Mornings in the lonely field, and I
Would love the way you taught me to:
Matching up my wobbly strength against
What clime and time and space can do --
Gathering a bit of air inside
The lungs that knew the breath of you --
Traveling the lonely field, and lost
In what you didn't make it
I am six years old, and we are entering a restaurant that looks like an unpainted barn. It is even newer than I am.
The ceiling is high and sloped, and all along the walls are gigantic paintings, all beautifully painted, of horses, cowboys, and buffalo. One of them is a painting of a cowboy lighting a cigarette next to a horse in a stable on a winter night. Light from the the match is shining on their faces.
We lived in Florida, so, I had never seen snow.
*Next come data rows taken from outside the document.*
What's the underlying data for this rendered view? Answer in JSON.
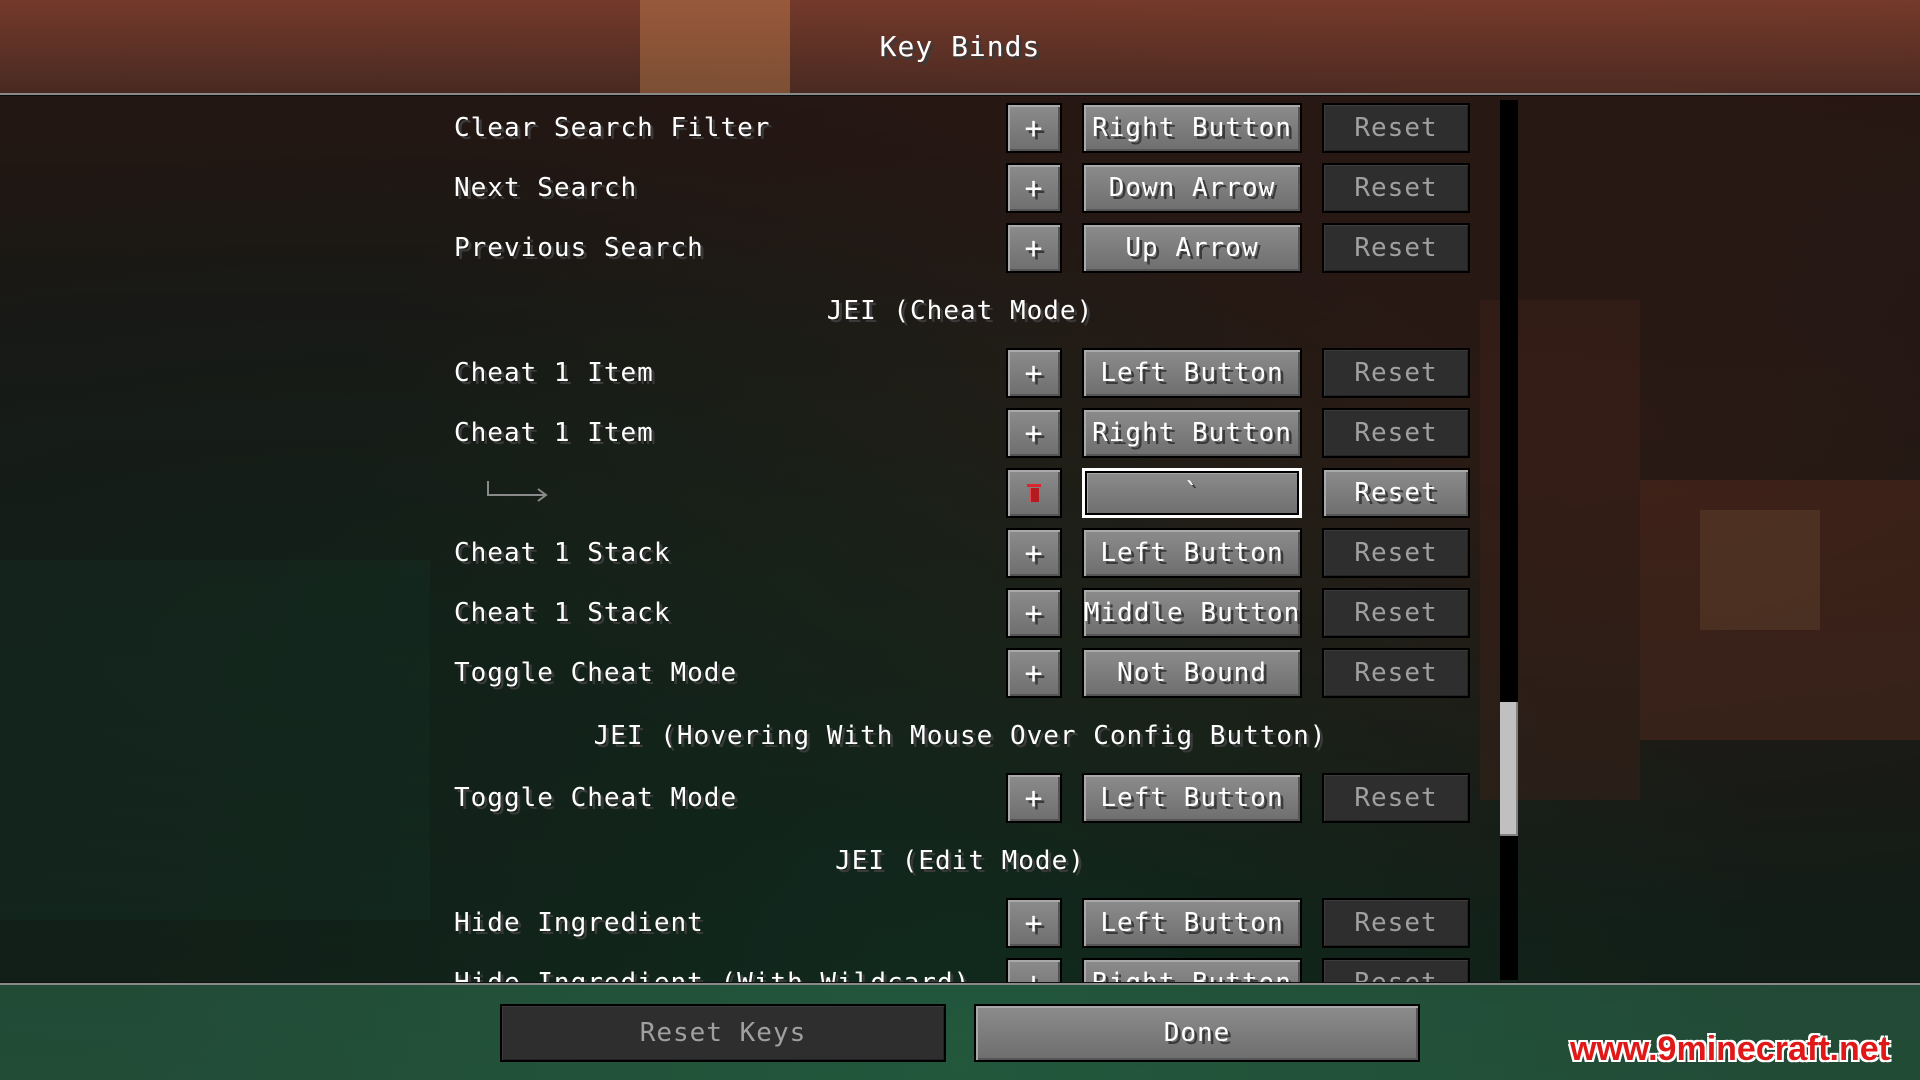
{
  "title": "Key Binds",
  "icons": {
    "plus": "+",
    "trash": "trash-icon",
    "sub_arrow": "sub-binding-arrow-icon"
  },
  "colors": {
    "text": "#ffffff",
    "disabled_text": "#a0a0a0",
    "trash": "#d9262c",
    "watermark": "#e01818"
  },
  "rows": [
    {
      "label": "Clear Search Filter",
      "plus": "+",
      "key": "Right Button",
      "reset": "Reset"
    },
    {
      "label": "Next Search",
      "plus": "+",
      "key": "Down Arrow",
      "reset": "Reset"
    },
    {
      "label": "Previous Search",
      "plus": "+",
      "key": "Up Arrow",
      "reset": "Reset"
    },
    {
      "category": "JEI (Cheat Mode)"
    },
    {
      "label": "Cheat 1 Item",
      "plus": "+",
      "key": "Left Button",
      "reset": "Reset"
    },
    {
      "label": "Cheat 1 Item",
      "plus": "+",
      "key": "Right Button",
      "reset": "Reset"
    },
    {
      "key": "`",
      "reset": "Reset",
      "editing": true
    },
    {
      "label": "Cheat 1 Stack",
      "plus": "+",
      "key": "Left Button",
      "reset": "Reset"
    },
    {
      "label": "Cheat 1 Stack",
      "plus": "+",
      "key": "Middle Button",
      "reset": "Reset"
    },
    {
      "label": "Toggle Cheat Mode",
      "plus": "+",
      "key": "Not Bound",
      "reset": "Reset"
    },
    {
      "category": "JEI (Hovering With Mouse Over Config Button)"
    },
    {
      "label": "Toggle Cheat Mode",
      "plus": "+",
      "key": "Left Button",
      "reset": "Reset"
    },
    {
      "category": "JEI (Edit Mode)"
    },
    {
      "label": "Hide Ingredient",
      "plus": "+",
      "key": "Left Button",
      "reset": "Reset"
    },
    {
      "label": "Hide Ingredient (With Wildcard)",
      "plus": "+",
      "key": "Right Button",
      "reset": "Reset"
    }
  ],
  "footer": {
    "reset_keys": "Reset Keys",
    "done": "Done"
  },
  "watermark": "www.9minecraft.net"
}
It was another six years before my first glimpse of it for real. I had seen horses, but never very closely; my older sister took lessons. I could immediately “feel” that painting: I felt the cold, smelled the match, smelled the horse. I still remember.
The restaurant itself had a line we moved through: we picked up drinks and salads on trays, and ordered the rest of the food that was later to be brought out to us. The place was called the “Ponderosa Steak Barn”, and was unrelated to the restaurant chain that came out a few years later with a similar name.
We ate at the restaurant countless times when I was growing up; it eventually closed. Years later, as an adult, I was back in that town working, and the building had been converted to a Chinese Palace theme. Several of us from work went to eat there for lunch. I went back to use the restroom, and in the back hall were all the old paintings — including that one.
Leaned up against a wall, in a poorly lit hallway, were paintings almost as tall as I was — twelve of them. And there was that cowboy, and that horse, and that match lighting his cigarette. And for that brief second, I felt the cold, and remembered what it was like to step into a new restaurant with my family at six years old.
It was kind of like stepping back into a different world, and even more like stepping back into a different me. Six year old me appreciated art — and food — like I never quite have, since.
My mom used to say, “you never feel things as keenly as you did when you were young.” As a kid I head this, and thought nothing. As a teen and twenty-something, I interpreted it to mean she was now numb from life. Over time, it came more and more to be an observation about the nature of things: neither sad, nor hopeful, just… factual.
There was a second winter painting of the twelve in total (the rest were warm weather paintings) that I saw all those years later in that hallway: it was of a deer standing by a tree in the snow. The photo, above, was the closest thing I could find to it online; the original painting had mountains in the background, and the edge of a nearby forest. It was, my dad remarked, one of only two of the paintings to not have a human being in it.
I thought my dad was wrong, because, clearly, WE were in it, or we couldn’t have seen it, right?
Isn’t that how empathy works?
(Nano Poblano. It stretches us to the very limits of our limit-hood, but has been worth it nonetheless.)